What is expected - Return the listing below character for character.

Provided entries -
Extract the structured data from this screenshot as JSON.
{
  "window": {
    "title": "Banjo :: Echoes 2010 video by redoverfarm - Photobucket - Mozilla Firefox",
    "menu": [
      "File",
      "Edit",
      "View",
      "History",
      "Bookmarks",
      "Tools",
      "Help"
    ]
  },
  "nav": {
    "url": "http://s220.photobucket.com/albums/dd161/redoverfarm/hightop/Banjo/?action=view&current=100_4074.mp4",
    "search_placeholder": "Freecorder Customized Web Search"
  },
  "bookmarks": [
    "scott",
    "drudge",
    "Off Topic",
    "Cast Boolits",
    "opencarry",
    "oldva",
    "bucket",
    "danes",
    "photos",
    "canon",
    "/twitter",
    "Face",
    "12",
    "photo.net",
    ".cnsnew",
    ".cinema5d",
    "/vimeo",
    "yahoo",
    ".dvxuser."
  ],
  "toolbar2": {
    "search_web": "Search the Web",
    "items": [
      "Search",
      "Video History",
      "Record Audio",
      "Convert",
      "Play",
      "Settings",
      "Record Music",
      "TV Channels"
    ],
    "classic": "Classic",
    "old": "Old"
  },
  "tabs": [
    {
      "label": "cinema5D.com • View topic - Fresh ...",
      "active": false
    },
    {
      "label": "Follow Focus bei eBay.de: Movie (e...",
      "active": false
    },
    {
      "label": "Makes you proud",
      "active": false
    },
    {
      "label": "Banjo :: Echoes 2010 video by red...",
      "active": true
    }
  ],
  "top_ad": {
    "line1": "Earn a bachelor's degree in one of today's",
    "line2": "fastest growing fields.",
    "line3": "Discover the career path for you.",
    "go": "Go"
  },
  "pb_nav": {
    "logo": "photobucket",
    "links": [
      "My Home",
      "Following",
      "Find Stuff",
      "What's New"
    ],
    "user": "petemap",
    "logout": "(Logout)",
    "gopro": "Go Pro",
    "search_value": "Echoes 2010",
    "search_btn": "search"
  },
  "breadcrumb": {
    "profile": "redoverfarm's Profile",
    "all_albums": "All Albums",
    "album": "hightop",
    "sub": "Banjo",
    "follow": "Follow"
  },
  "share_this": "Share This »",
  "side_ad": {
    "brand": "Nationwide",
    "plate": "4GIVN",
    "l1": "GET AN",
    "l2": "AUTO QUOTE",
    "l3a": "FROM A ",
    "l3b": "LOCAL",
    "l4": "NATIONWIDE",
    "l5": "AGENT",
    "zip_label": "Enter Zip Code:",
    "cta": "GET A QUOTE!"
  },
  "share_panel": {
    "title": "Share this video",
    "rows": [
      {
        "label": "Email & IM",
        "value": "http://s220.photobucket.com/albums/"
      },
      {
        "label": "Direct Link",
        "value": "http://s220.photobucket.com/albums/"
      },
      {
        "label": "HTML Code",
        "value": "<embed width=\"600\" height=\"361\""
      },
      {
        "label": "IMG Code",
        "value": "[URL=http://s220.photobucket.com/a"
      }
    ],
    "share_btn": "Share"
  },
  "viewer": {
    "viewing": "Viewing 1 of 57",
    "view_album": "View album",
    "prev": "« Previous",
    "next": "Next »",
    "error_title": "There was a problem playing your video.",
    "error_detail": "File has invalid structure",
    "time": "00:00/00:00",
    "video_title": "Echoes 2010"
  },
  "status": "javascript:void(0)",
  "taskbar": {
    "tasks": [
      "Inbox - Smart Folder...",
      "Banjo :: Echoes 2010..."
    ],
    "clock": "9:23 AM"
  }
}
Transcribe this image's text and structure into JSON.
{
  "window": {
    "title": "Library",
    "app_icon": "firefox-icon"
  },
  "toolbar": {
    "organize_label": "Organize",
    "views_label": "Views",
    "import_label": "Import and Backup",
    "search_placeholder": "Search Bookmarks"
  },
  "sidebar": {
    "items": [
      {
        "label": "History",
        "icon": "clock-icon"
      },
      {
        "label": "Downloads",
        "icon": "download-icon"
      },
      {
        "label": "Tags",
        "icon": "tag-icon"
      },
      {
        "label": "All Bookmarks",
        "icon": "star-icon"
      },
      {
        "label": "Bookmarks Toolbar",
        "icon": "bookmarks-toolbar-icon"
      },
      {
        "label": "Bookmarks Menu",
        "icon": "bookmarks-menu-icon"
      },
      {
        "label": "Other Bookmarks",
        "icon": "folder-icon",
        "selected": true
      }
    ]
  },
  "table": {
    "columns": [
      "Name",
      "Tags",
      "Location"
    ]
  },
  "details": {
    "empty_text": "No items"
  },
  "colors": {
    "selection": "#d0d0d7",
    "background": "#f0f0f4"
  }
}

Answer to this task -
Extract the structured data from this screenshot as JSON.
{
  "window": {
    "title": "Banjo :: Echoes 2010 video by redoverfarm - Photobucket - Mozilla Firefox",
    "menu": [
      "File",
      "Edit",
      "View",
      "History",
      "Bookmarks",
      "Tools",
      "Help"
    ]
  },
  "nav": {
    "url": "http://s220.photobucket.com/albums/dd161/redoverfarm/hightop/Banjo/?action=view&current=100_4074.mp4",
    "search_placeholder": "Freecorder Customized Web Search"
  },
  "bookmarks": [
    "scott",
    "drudge",
    "Off Topic",
    "Cast Boolits",
    "opencarry",
    "oldva",
    "bucket",
    "danes",
    "photos",
    "canon",
    "/twitter",
    "Face",
    "12",
    "photo.net",
    ".cnsnew",
    ".cinema5d",
    "/vimeo",
    "yahoo",
    ".dvxuser."
  ],
  "toolbar2": {
    "search_web": "Search the Web",
    "items": [
      "Search",
      "Video History",
      "Record Audio",
      "Convert",
      "Play",
      "Settings",
      "Record Music",
      "TV Channels"
    ],
    "classic": "Classic",
    "old": "Old"
  },
  "tabs": [
    {
      "label": "cinema5D.com • View topic - Fresh ...",
      "active": false
    },
    {
      "label": "Follow Focus bei eBay.de: Movie (e...",
      "active": false
    },
    {
      "label": "Makes you proud",
      "active": false
    },
    {
      "label": "Banjo :: Echoes 2010 video by red...",
      "active": true
    }
  ],
  "top_ad": {
    "line1": "Earn a bachelor's degree in one of today's",
    "line2": "fastest growing fields.",
    "line3": "Discover the career path for you.",
    "go": "Go"
  },
  "pb_nav": {
    "logo": "photobucket",
    "links": [
      "My Home",
      "Following",
      "Find Stuff",
      "What's New"
    ],
    "user": "petemap",
    "logout": "(Logout)",
    "gopro": "Go Pro",
    "search_value": "Echoes 2010",
    "search_btn": "search"
  },
  "breadcrumb": {
    "profile": "redoverfarm's Profile",
    "all_albums": "All Albums",
    "album": "hightop",
    "sub": "Banjo",
    "follow": "Follow"
  },
  "share_this": "Share This »",
  "side_ad": {
    "brand": "Nationwide",
    "plate": "4GIVN",
    "l1": "GET AN",
    "l2": "AUTO QUOTE",
    "l3a": "FROM A ",
    "l3b": "LOCAL",
    "l4": "NATIONWIDE",
    "l5": "AGENT",
    "zip_label": "Enter Zip Code:",
    "cta": "GET A QUOTE!"
  },
  "share_panel": {
    "title": "Share this video",
    "rows": [
      {
        "label": "Email & IM",
        "value": "http://s220.photobucket.com/albums/"
      },
      {
        "label": "Direct Link",
        "value": "http://s220.photobucket.com/albums/"
      },
      {
        "label": "HTML Code",
        "value": "<embed width=\"600\" height=\"361\""
      },
      {
        "label": "IMG Code",
        "value": "[URL=http://s220.photobucket.com/a"
      }
    ],
    "share_btn": "Share"
  },
  "viewer": {
    "viewing": "Viewing 1 of 57",
    "view_album": "View album",
    "prev": "« Previous",
    "next": "Next »",
    "error_title": "There was a problem playing your video.",
    "error_detail": "File has invalid structure",
    "time": "00:00/00:00",
    "video_title": "Echoes 2010"
  },
  "status": "javascript:void(0)",
  "taskbar": {
    "tasks": [
      "Inbox - Smart Folder...",
      "Banjo :: Echoes 2010..."
    ],
    "clock": "9:23 AM"
  }
}
Transcribe this image's text and structure into JSON.
{
  "window": {
    "title": "Library",
    "app_icon": "firefox-icon"
  },
  "toolbar": {
    "organize_label": "Organize",
    "views_label": "Views",
    "import_label": "Import and Backup",
    "search_placeholder": "Search Bookmarks"
  },
  "sidebar": {
    "items": [
      {
        "label": "History",
        "icon": "clock-icon"
      },
      {
        "label": "Downloads",
        "icon": "download-icon"
      },
      {
        "label": "Tags",
        "icon": "tag-icon"
      },
      {
        "label": "All Bookmarks",
        "icon": "star-icon"
      },
      {
        "label": "Bookmarks Toolbar",
        "icon": "bookmarks-toolbar-icon"
      },
      {
        "label": "Bookmarks Menu",
        "icon": "bookmarks-menu-icon"
      },
      {
        "label": "Other Bookmarks",
        "icon": "folder-icon",
        "selected": true
      }
    ]
  },
  "table": {
    "columns": [
      "Name",
      "Tags",
      "Location"
    ]
  },
  "details": {
    "empty_text": "No items"
  },
  "colors": {
    "selection": "#d0d0d7",
    "background": "#f0f0f4"
  }
}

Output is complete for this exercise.